Research tends to overlook how important our work is for our health. Undoubtedly, it is definitely very important to be physically active, you live longer then, while a sedentary lifestyle can be dangerous. However, this general truth shouldn’t be applied to work in a simplistic manner; sitting at work is not always dangerous and physical activity at work is not always beneficial to our health.

“Interestingly enough, some research indicates that high physical activity at work may be harmful and shorten our lives. These findings are then very dissimilar from findings regarding our spare time; physically activity is always very important then.”

Researchers at Gävle try to find a good balance

Work which is too heavy and monotonous wears us out and gives us neither the opportunity to recover nor the health gains we get from exercising in our spare time, David Hallman explains.

“If your work is heavy, sitting down can give you a chance to recover from those work tasks.”

Recent research adds a new perspective in that it looks at the totality of our day and on how to divide our days into separate parts in a beneficial manner. Researchers now often include our spare time and studies may also include sleep patterns.

“We try to integrate work as a part of life, instead of focusing on work or non-work. It is about finding a balance and finding variation when we do things.”


The Royal Skyttean Society Prize

Every year the Royal Skyttean Society awards a number of prizes to excellent research and cultural activities in Norrland. The oldest prize, the Skyttean Society Prize, was established in 1979.

In 2019, a prize was established for younger excellent researchers at the University of Gävle. The prize will be awarded to a prominent researcher every other year.



David Hallman, reader in occupational health sciences, University of Gävle.
Phone: 073-626 64 13

Text: Douglas Öhrbom
Photo: Anna Sällberg

Education and Research at a Scenic Campus.
The University of Gävle has approximately 17 000 students, more than 50 study programmes and second-cycle programmes, about 1 000 courses in humanities, social and natural sciences and technology.

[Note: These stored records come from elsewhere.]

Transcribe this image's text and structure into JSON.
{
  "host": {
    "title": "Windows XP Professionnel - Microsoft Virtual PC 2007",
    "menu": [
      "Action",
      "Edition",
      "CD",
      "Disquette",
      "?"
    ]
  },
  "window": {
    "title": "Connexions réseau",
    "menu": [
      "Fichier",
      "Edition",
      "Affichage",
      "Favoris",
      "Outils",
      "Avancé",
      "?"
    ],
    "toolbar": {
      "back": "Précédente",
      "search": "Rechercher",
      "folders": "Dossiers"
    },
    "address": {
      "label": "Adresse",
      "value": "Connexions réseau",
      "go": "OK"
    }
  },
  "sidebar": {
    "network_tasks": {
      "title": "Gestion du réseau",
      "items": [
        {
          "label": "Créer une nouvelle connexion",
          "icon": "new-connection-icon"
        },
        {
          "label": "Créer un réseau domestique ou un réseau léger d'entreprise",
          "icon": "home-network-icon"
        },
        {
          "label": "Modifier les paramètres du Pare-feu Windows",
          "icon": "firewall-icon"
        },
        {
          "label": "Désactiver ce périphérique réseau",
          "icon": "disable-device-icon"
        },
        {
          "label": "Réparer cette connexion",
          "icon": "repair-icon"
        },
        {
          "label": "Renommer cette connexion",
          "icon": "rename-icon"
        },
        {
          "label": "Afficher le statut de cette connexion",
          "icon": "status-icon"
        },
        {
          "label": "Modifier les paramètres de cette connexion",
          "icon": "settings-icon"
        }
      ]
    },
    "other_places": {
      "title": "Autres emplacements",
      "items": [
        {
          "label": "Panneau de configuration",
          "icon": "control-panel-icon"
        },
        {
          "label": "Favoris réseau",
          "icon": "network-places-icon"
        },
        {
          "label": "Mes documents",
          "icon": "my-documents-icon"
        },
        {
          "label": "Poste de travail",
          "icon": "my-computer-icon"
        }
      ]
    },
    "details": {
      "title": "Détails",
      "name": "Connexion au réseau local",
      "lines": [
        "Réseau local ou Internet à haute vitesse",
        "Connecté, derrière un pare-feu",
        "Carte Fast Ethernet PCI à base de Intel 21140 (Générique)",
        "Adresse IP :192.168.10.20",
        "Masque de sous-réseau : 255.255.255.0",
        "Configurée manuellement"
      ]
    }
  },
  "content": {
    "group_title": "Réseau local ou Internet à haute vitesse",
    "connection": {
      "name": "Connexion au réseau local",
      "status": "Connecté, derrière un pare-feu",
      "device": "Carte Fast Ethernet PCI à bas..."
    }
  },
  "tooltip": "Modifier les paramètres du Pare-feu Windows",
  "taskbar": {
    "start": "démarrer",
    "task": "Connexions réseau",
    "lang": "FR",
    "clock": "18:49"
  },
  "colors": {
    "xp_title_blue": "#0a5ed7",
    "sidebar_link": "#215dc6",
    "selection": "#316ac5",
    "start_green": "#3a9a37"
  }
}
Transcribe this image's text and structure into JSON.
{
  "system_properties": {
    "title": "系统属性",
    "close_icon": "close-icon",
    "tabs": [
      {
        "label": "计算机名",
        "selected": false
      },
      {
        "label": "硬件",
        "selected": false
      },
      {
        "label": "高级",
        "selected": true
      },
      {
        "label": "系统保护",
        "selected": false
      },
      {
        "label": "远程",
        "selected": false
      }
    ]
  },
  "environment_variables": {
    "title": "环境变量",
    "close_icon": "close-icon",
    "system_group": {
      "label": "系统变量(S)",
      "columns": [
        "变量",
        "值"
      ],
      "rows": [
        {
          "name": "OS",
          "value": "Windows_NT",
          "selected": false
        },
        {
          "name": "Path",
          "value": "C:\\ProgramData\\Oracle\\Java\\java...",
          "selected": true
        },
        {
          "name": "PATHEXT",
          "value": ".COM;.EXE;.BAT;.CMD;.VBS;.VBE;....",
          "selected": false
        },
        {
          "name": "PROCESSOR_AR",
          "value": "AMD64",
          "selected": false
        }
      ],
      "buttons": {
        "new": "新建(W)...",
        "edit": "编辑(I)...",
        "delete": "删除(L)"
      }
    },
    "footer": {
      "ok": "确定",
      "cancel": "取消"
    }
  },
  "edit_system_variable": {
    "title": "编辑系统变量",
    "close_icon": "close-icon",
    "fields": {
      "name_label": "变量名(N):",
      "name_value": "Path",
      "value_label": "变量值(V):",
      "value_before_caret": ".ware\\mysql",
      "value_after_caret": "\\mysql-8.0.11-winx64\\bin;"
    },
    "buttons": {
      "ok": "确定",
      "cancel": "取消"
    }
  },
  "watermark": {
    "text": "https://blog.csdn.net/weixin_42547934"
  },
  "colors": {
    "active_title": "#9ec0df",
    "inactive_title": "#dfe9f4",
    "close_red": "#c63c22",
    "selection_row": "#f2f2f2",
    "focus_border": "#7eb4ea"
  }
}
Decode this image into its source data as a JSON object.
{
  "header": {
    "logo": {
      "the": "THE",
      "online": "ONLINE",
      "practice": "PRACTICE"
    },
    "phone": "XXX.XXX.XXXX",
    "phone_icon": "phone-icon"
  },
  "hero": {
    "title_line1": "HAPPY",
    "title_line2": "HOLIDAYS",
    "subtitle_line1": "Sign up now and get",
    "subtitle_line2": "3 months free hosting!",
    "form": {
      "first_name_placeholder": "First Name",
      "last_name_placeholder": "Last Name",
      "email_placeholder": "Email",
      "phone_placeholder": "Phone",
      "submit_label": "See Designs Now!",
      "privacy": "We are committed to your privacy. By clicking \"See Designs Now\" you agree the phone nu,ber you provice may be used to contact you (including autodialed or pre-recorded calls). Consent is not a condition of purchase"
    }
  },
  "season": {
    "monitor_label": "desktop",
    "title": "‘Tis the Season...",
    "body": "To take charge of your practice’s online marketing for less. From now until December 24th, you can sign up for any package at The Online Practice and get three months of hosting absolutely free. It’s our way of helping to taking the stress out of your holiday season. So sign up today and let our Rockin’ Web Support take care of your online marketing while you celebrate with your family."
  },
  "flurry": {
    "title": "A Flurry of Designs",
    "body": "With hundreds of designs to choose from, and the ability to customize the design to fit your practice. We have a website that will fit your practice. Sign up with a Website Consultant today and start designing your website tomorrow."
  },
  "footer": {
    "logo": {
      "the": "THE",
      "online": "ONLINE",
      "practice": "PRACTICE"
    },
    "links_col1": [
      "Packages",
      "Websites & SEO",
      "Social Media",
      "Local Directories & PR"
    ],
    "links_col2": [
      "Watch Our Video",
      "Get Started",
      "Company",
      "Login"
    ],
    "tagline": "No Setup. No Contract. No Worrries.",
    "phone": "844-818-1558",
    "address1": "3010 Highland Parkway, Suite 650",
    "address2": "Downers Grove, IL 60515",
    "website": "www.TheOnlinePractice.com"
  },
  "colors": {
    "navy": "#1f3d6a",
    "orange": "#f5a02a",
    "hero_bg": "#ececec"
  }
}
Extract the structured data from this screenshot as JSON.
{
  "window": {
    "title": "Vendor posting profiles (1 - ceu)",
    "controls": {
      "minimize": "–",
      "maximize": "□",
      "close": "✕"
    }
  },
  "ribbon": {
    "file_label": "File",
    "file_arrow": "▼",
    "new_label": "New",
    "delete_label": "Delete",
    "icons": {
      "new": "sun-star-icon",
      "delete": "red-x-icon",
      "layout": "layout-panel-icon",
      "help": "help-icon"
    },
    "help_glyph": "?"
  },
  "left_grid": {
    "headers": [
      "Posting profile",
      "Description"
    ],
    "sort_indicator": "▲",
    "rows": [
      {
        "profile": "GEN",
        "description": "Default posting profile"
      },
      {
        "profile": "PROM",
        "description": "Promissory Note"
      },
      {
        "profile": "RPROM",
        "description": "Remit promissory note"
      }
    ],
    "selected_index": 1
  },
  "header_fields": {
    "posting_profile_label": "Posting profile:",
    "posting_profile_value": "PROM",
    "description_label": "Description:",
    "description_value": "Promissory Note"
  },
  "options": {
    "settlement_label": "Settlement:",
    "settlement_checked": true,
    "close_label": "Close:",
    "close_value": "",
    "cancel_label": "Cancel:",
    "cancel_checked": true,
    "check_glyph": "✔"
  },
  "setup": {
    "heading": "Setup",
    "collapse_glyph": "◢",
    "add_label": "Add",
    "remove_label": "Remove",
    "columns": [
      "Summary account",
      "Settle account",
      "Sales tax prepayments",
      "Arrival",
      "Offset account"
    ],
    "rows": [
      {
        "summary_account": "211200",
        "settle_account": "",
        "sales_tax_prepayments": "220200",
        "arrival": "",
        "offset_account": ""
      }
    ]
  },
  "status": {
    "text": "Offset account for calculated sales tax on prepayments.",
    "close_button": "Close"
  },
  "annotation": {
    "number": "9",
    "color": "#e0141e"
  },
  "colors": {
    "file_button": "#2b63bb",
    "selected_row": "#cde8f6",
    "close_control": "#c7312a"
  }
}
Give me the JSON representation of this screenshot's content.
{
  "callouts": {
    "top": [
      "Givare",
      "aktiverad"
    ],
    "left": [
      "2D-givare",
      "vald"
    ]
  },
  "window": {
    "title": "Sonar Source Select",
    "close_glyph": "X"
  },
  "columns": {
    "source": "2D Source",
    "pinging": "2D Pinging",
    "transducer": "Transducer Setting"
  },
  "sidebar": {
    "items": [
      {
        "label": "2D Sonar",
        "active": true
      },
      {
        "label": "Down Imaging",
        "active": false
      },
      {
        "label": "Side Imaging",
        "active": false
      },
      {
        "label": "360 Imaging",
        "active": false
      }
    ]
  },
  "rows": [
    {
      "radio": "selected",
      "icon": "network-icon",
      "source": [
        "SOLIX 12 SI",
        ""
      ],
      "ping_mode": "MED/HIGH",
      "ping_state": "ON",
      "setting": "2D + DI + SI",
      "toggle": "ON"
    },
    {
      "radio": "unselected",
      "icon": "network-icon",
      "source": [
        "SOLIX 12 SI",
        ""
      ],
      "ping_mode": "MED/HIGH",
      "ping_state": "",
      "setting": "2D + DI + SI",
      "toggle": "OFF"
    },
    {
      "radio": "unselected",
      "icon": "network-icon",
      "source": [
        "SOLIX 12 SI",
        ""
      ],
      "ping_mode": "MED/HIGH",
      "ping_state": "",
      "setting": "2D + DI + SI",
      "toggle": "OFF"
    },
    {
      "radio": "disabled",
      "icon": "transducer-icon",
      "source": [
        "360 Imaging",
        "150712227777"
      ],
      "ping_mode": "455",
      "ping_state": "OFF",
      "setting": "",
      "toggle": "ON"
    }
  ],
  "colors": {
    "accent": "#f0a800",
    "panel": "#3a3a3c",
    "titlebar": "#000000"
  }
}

Research Profiles
Built Environment and Health-promoting Working Life are the general research profiles of the higher education institution. Important parts included are Spatial Planning with a specialisation in Sustainable Built Environment and Musculoskeletal Disorders with the purpose to prevent work-related injuries. In 2010, the higher education institution received permission to carry out third-cycle programmes in the profile area of Built Environment.
The higher education institution has applied for permission to carry out third-cycle programmes in technology, humanities and social sciences.